To do =>
This task calls for every entry below to be repeated exactly.

Dataset rows for apps and sites:
━━━━

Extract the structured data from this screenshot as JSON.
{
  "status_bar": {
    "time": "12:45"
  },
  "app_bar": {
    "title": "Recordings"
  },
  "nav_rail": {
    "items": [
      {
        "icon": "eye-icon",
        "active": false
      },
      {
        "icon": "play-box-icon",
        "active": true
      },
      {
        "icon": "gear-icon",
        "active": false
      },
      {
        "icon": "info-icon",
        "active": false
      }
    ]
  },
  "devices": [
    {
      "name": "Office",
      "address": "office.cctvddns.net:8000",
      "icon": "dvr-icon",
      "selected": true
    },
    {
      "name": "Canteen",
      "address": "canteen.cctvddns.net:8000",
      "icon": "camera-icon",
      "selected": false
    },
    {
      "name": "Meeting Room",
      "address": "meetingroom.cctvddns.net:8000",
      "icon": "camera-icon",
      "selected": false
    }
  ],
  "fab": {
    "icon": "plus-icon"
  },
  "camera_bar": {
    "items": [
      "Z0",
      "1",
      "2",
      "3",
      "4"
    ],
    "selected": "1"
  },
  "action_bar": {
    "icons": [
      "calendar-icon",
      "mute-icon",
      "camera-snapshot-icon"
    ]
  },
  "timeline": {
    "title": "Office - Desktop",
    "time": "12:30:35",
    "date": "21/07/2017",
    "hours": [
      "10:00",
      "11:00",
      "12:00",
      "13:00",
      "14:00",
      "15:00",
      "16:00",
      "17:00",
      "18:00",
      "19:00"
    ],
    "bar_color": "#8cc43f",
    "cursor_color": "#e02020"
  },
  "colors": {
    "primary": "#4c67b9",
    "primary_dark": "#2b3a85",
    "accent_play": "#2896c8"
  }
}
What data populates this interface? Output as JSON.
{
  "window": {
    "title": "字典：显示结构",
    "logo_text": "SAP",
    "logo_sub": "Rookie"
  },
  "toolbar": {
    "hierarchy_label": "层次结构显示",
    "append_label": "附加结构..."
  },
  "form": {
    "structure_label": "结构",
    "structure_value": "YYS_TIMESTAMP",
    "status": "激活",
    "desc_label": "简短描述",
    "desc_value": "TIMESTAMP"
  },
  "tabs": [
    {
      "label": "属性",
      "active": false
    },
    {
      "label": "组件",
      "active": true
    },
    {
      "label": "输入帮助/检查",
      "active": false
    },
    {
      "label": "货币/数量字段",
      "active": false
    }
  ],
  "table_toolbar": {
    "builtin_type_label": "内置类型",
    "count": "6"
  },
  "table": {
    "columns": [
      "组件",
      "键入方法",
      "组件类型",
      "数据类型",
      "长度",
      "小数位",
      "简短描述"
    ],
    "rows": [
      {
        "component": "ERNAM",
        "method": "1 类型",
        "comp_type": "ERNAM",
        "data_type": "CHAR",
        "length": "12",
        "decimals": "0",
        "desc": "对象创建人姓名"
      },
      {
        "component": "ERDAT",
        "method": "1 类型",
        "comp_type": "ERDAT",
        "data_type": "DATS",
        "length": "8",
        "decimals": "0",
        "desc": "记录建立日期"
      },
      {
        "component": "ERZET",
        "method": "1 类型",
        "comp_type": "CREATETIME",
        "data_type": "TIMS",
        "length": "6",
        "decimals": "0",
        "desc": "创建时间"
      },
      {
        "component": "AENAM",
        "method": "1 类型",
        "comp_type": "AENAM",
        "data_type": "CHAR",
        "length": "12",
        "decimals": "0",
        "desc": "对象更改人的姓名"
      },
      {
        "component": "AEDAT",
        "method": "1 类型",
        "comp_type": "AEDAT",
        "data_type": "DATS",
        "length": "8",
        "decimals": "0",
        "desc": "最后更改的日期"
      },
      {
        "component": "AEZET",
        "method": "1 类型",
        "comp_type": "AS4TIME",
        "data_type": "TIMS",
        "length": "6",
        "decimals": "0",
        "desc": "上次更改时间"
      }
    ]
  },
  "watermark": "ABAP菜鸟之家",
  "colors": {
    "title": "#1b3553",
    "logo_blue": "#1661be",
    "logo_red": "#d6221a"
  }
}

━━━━

Exercise result =>
Extract the structured data from this screenshot as JSON.
{
  "status_bar": {
    "time": "12:45"
  },
  "app_bar": {
    "title": "Recordings"
  },
  "nav_rail": {
    "items": [
      {
        "icon": "eye-icon",
        "active": false
      },
      {
        "icon": "play-box-icon",
        "active": true
      },
      {
        "icon": "gear-icon",
        "active": false
      },
      {
        "icon": "info-icon",
        "active": false
      }
    ]
  },
  "devices": [
    {
      "name": "Office",
      "address": "office.cctvddns.net:8000",
      "icon": "dvr-icon",
      "selected": true
    },
    {
      "name": "Canteen",
      "address": "canteen.cctvddns.net:8000",
      "icon": "camera-icon",
      "selected": false
    },
    {
      "name": "Meeting Room",
      "address": "meetingroom.cctvddns.net:8000",
      "icon": "camera-icon",
      "selected": false
    }
  ],
  "fab": {
    "icon": "plus-icon"
  },
  "camera_bar": {
    "items": [
      "Z0",
      "1",
      "2",
      "3",
      "4"
    ],
    "selected": "1"
  },
  "action_bar": {
    "icons": [
      "calendar-icon",
      "mute-icon",
      "camera-snapshot-icon"
    ]
  },
  "timeline": {
    "title": "Office - Desktop",
    "time": "12:30:35",
    "date": "21/07/2017",
    "hours": [
      "10:00",
      "11:00",
      "12:00",
      "13:00",
      "14:00",
      "15:00",
      "16:00",
      "17:00",
      "18:00",
      "19:00"
    ],
    "bar_color": "#8cc43f",
    "cursor_color": "#e02020"
  },
  "colors": {
    "primary": "#4c67b9",
    "primary_dark": "#2b3a85",
    "accent_play": "#2896c8"
  }
}
What data populates this interface? Output as JSON.
{
  "window": {
    "title": "字典：显示结构",
    "logo_text": "SAP",
    "logo_sub": "Rookie"
  },
  "toolbar": {
    "hierarchy_label": "层次结构显示",
    "append_label": "附加结构..."
  },
  "form": {
    "structure_label": "结构",
    "structure_value": "YYS_TIMESTAMP",
    "status": "激活",
    "desc_label": "简短描述",
    "desc_value": "TIMESTAMP"
  },
  "tabs": [
    {
      "label": "属性",
      "active": false
    },
    {
      "label": "组件",
      "active": true
    },
    {
      "label": "输入帮助/检查",
      "active": false
    },
    {
      "label": "货币/数量字段",
      "active": false
    }
  ],
  "table_toolbar": {
    "builtin_type_label": "内置类型",
    "count": "6"
  },
  "table": {
    "columns": [
      "组件",
      "键入方法",
      "组件类型",
      "数据类型",
      "长度",
      "小数位",
      "简短描述"
    ],
    "rows": [
      {
        "component": "ERNAM",
        "method": "1 类型",
        "comp_type": "ERNAM",
        "data_type": "CHAR",
        "length": "12",
        "decimals": "0",
        "desc": "对象创建人姓名"
      },
      {
        "component": "ERDAT",
        "method": "1 类型",
        "comp_type": "ERDAT",
        "data_type": "DATS",
        "length": "8",
        "decimals": "0",
        "desc": "记录建立日期"
      },
      {
        "component": "ERZET",
        "method": "1 类型",
        "comp_type": "CREATETIME",
        "data_type": "TIMS",
        "length": "6",
        "decimals": "0",
        "desc": "创建时间"
      },
      {
        "component": "AENAM",
        "method": "1 类型",
        "comp_type": "AENAM",
        "data_type": "CHAR",
        "length": "12",
        "decimals": "0",
        "desc": "对象更改人的姓名"
      },
      {
        "component": "AEDAT",
        "method": "1 类型",
        "comp_type": "AEDAT",
        "data_type": "DATS",
        "length": "8",
        "decimals": "0",
        "desc": "最后更改的日期"
      },
      {
        "component": "AEZET",
        "method": "1 类型",
        "comp_type": "AS4TIME",
        "data_type": "TIMS",
        "length": "6",
        "decimals": "0",
        "desc": "上次更改时间"
      }
    ]
  },
  "watermark": "ABAP菜鸟之家",
  "colors": {
    "title": "#1b3553",
    "logo_blue": "#1661be",
    "logo_red": "#d6221a"
  }
}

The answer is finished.